### Description of the task
Bring together all lines from the listing below that contain the string "JSON".
--- START ---
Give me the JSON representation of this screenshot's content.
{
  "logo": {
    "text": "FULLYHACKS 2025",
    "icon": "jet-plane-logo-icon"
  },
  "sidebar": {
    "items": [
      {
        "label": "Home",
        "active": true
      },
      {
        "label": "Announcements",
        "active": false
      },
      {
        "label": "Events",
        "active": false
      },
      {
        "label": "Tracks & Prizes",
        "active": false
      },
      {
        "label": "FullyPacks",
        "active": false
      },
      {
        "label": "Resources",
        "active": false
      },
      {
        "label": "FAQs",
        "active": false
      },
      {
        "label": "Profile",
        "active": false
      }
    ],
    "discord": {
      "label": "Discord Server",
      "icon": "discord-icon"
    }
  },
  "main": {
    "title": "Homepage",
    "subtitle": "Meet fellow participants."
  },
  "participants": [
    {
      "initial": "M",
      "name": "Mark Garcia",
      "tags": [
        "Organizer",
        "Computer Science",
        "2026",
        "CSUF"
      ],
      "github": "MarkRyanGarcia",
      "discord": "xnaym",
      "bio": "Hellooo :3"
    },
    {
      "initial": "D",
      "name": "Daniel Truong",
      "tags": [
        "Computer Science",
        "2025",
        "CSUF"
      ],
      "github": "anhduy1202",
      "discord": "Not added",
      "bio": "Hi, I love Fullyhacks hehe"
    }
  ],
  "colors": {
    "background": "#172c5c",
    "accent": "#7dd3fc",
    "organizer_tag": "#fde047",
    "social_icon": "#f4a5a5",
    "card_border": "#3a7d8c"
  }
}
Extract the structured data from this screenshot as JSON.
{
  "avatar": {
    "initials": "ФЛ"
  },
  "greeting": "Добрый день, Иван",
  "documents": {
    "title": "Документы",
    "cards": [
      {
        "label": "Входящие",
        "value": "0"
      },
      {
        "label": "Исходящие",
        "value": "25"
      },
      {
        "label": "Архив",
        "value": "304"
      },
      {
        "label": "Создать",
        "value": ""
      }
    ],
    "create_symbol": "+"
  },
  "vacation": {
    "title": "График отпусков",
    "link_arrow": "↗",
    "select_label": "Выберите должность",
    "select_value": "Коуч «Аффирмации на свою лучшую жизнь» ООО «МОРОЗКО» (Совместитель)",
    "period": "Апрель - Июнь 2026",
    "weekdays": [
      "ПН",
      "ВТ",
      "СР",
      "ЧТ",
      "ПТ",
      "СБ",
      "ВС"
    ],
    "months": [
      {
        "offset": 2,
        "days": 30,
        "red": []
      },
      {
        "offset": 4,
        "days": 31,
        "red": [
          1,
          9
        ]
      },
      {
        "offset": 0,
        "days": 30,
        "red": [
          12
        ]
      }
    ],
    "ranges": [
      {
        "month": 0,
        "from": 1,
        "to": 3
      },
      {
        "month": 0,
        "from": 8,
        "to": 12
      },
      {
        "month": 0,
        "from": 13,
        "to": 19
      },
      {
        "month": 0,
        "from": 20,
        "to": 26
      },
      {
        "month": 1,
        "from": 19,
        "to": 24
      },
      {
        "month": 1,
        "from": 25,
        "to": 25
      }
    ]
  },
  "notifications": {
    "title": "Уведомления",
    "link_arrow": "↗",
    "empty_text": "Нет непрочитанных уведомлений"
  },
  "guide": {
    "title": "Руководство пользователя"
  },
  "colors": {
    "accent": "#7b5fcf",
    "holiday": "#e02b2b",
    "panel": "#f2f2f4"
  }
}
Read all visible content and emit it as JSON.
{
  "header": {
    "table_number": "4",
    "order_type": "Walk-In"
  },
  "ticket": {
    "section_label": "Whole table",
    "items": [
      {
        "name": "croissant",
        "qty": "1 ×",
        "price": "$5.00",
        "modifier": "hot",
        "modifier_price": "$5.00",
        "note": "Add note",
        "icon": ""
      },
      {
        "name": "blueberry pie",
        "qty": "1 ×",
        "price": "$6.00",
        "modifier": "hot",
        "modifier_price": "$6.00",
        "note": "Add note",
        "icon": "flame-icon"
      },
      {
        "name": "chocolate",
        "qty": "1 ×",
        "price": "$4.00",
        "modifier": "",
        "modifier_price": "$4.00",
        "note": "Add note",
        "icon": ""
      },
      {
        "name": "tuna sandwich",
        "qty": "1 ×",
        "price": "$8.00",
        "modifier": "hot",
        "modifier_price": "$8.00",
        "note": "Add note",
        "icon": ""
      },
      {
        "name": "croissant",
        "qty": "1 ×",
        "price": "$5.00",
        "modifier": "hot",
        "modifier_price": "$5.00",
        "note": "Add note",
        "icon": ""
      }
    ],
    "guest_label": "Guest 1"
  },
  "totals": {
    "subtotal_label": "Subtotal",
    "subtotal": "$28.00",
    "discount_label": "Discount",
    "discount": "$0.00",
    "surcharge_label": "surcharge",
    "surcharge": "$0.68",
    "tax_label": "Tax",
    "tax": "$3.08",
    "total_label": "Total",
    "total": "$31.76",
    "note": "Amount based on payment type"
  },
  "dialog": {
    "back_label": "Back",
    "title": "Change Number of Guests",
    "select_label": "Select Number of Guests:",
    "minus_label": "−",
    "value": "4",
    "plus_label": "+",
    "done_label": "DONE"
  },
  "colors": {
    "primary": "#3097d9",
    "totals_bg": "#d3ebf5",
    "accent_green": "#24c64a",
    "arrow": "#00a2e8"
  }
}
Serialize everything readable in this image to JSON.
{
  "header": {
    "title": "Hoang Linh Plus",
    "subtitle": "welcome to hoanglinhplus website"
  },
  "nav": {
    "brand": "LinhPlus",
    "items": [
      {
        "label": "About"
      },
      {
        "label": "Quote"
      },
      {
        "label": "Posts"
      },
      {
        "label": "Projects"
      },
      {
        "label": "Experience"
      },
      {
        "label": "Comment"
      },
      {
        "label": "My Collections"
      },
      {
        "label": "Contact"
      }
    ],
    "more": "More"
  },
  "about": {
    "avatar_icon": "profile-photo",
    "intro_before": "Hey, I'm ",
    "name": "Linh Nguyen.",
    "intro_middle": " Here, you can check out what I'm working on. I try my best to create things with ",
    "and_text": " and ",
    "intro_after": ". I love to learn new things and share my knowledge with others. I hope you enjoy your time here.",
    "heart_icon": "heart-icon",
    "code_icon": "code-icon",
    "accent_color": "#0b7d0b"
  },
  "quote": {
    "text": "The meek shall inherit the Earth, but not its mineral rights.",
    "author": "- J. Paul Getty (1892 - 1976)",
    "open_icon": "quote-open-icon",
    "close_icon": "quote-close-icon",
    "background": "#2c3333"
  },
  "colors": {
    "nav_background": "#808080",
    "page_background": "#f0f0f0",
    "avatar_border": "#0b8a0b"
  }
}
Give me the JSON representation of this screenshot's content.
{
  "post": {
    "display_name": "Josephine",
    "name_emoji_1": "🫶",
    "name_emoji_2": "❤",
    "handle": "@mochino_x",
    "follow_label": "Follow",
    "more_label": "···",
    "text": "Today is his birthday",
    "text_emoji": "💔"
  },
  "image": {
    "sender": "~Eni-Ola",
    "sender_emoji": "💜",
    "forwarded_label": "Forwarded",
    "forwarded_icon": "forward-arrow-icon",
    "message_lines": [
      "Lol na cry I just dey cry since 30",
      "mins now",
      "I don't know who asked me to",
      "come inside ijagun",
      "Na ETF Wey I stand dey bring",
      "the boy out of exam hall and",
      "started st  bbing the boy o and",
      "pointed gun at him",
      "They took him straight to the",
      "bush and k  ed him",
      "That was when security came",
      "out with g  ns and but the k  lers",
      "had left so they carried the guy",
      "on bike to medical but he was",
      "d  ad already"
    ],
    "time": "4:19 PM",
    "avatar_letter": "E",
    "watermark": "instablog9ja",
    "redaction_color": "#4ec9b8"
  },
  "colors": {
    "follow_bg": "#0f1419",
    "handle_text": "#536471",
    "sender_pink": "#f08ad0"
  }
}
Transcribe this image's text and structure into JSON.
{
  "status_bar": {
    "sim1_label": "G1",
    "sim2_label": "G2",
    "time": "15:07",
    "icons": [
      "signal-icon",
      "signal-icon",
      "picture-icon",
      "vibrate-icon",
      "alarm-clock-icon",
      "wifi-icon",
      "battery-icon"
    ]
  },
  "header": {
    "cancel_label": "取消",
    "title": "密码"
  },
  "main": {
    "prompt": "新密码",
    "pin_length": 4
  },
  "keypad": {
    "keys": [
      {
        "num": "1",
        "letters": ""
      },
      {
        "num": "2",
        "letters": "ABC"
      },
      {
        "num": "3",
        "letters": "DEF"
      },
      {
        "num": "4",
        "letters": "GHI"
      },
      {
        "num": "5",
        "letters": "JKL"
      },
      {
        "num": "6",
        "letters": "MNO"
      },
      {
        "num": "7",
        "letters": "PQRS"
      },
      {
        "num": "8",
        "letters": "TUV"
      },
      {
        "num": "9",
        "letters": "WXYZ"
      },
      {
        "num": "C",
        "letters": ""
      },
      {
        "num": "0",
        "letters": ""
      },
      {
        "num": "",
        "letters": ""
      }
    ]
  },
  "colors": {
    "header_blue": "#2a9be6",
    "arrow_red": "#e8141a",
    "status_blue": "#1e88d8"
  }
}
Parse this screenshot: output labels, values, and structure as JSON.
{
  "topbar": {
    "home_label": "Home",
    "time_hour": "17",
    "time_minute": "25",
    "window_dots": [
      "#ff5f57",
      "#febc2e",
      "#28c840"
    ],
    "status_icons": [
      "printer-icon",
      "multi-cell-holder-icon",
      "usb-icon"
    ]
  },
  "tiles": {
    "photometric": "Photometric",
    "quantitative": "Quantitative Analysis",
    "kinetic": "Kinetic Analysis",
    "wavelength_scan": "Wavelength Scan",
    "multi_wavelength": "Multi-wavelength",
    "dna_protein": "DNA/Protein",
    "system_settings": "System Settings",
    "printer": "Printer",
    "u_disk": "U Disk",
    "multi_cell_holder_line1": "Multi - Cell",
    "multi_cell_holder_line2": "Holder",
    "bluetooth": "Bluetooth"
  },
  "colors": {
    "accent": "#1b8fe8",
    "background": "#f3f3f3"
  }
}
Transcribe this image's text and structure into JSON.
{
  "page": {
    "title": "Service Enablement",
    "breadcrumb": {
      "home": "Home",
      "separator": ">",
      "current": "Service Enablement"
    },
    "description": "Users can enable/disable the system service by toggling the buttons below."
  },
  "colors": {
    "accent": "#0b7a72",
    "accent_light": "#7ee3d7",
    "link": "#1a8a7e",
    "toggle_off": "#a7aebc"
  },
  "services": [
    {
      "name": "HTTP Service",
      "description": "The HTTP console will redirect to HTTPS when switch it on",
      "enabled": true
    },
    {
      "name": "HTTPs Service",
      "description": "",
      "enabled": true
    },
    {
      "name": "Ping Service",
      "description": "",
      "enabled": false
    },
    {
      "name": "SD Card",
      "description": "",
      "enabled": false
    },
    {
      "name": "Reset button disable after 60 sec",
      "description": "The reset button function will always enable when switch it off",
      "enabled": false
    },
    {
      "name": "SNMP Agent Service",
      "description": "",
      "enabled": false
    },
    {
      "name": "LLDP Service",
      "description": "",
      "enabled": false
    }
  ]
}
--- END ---
### Solution for this exercise
Give me the JSON representation of this screenshot's content.
Extract the structured data from this screenshot as JSON.
Read all visible content and emit it as JSON.
Serialize everything readable in this image to JSON.
Give me the JSON representation of this screenshot's content.
Transcribe this image's text and structure into JSON.
Parse this screenshot: output labels, values, and structure as JSON.
Transcribe this image's text and structure into JSON.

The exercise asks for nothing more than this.